Declaring he would meet perceived US nuclear threats with nukes of his own, he supervised the launch on Friday of a vast black-and-white missile, which KCNA said was the Hwasong-17, dubbed the ‘monster missile’ by analysts.
The launch of the “new-type ICBM” was successful, KCNA said, adding that the “test-fire clearly proved the reliability of the new major strategic weapon system”.
KCNA said Kim attended the launch “together with his beloved daughter and wife”, and state media images showed a beaming Kim accompanied by a young girl in a puffer jacket and red shoes as he walked in front of the missile.
It is extremely rare for state media to mention Kim’s children, and this was the first official confirmation that he had a daughter, experts said.
The latest launch shows that “the nuclear forces of the DPRK have secured another reliable and maximum capacity to contain any nuclear threat,” KCNA said, using the country’s official name, the Democratic People’s Republic of Korea.
Since Kim declared North Korea an “irreversible” nuclear state in September, Washington has ramped up regional security cooperation, including its largest-ever joint air exercises with the South.
Kim slammed what he called “hysteric aggression war drills” and said that if America continued to make threats against the North, Pyongyang would “resolutely react to nukes with nuclear weapons and to total confrontation with all-out confrontation,” KCNA reported.
North Korea has conducted a record-breaking blitz of launches in recent weeks, which Pyongyang — and Moscow — have repeatedly blamed on US moves to boost the protection it offers allies Seoul and Tokyo.
The presence of the country’s first family provided “greater strength and courage in the dynamic advance for bolstering up the state nuclear strategic forces”, KCNA reported.

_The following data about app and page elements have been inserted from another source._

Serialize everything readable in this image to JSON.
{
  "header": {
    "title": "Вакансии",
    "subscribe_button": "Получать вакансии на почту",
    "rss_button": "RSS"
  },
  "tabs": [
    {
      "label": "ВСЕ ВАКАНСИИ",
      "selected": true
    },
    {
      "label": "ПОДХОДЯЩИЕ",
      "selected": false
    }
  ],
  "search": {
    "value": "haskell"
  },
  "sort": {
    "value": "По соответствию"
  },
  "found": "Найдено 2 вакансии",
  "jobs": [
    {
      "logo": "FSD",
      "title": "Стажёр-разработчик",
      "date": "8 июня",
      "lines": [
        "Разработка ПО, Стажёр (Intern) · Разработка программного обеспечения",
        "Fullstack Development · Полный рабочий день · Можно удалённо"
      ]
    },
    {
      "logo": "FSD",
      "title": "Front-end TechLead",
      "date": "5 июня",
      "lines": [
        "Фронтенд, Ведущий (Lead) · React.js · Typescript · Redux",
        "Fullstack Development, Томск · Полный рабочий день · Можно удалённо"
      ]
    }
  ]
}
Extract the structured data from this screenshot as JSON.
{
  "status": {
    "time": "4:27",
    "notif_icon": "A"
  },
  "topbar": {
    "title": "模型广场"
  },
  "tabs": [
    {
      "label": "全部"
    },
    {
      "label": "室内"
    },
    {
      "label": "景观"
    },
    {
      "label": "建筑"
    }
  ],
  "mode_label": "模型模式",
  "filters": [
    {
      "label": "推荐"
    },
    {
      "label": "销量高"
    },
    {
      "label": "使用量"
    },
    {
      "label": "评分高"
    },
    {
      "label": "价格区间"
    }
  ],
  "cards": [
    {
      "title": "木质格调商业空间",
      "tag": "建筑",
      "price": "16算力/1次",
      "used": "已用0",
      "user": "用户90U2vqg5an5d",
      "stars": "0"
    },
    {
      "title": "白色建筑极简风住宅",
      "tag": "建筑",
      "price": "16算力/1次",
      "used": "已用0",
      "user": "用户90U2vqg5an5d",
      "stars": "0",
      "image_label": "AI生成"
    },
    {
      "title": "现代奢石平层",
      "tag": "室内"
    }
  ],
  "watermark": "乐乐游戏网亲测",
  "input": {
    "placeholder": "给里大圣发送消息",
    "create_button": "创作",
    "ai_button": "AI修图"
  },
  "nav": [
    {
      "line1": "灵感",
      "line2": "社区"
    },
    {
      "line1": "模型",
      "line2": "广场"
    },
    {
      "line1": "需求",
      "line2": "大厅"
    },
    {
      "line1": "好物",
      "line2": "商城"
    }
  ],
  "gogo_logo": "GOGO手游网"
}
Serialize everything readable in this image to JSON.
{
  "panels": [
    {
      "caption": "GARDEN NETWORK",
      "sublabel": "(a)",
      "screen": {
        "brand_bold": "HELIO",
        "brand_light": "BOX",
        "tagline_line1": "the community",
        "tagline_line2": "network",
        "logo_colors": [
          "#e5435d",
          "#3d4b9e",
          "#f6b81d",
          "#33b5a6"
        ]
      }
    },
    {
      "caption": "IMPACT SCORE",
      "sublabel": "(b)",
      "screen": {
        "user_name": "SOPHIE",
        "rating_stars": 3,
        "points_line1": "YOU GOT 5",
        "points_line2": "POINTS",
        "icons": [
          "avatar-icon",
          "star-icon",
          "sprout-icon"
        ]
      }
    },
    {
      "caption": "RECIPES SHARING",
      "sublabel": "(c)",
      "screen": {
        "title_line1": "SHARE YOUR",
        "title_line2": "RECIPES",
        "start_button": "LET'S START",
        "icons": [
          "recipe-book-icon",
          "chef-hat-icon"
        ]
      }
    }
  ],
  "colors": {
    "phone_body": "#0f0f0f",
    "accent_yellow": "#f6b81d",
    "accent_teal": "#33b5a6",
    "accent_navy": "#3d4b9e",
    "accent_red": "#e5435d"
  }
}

KCNA said the missile hit a maximum altitude of 6,040.9 kilometres (3,750 miles) and flew 999.2 kilometres, matching estimates by Seoul and Tokyo on Friday.
North Korea previously claimed to have launched a Hwasong-17 — its most powerful missile to date — on March 24, releasing a slick promotional video and photos of the event.
But Seoul later cast doubt on that claim, with local reports suggesting the Hwasong-17 had exploded over the skies of Pyongyang on March 17, and that the North had faked a successful launch using a smaller, older missile.
This time, analysts said it seemed the North had succeeded.
“This launch is significant because it is thought to be the first successful full flight test of the Hwasong-17 ICBM,” Joseph Dempsey, a researcher at the International Institute for Strategic Studies (IISS) told AFP.
As with all North Korean ICBM tests, the missile was fired on a “lofted” trajectory — up not out, to avoid flying over Japan — which means key questions remain — “particularly in terms of surviving reentry into the atmosphere and testing the accuracy over greater ranges,” he said.
The “monster missile”, despite likely having greater payload capacity, also has disadvantages, Dempsey said.
“Its sheer size makes it less practical as a road-mobile system, and production would be likely a significantly greater strained on limited resources,” he said.
The UN Security Council on Saturday said it would discuss the nuclear-armed country in a Monday meeting.
North Korea has fired scores of ballistic missiles this year, far more than any other year on record.
Recent launches have been increasingly provocative, including the firing of a missile over Japan last month, triggering a rare air raid warning.
On November 2, Pyongyang fired 23 missiles, including one that crossed the de facto maritime border and landed near the South’s territorial waters for the first time since the end of hostilities in the Korean War in 1953. Seoul called it “effectively a territorial invasion”.
The next day, North Korea fired an ICBM — although Seoul said it appeared to fail mid-flight.
The most significant takeaway from Friday’s ICBM launch is “the permanence of the Kim regime’s weapons programme, because it is so integral to Kim’s own survival and the continuity of his family’s reign,” Soo Kim, a former CIA analyst now with the RAND Corporation, told AFP.
With the state media coverage, “we have seen with our own eyes the fourth generation of the Kim family. And his daughter — along with potential other siblings — will surely be groomed by her father”, she said.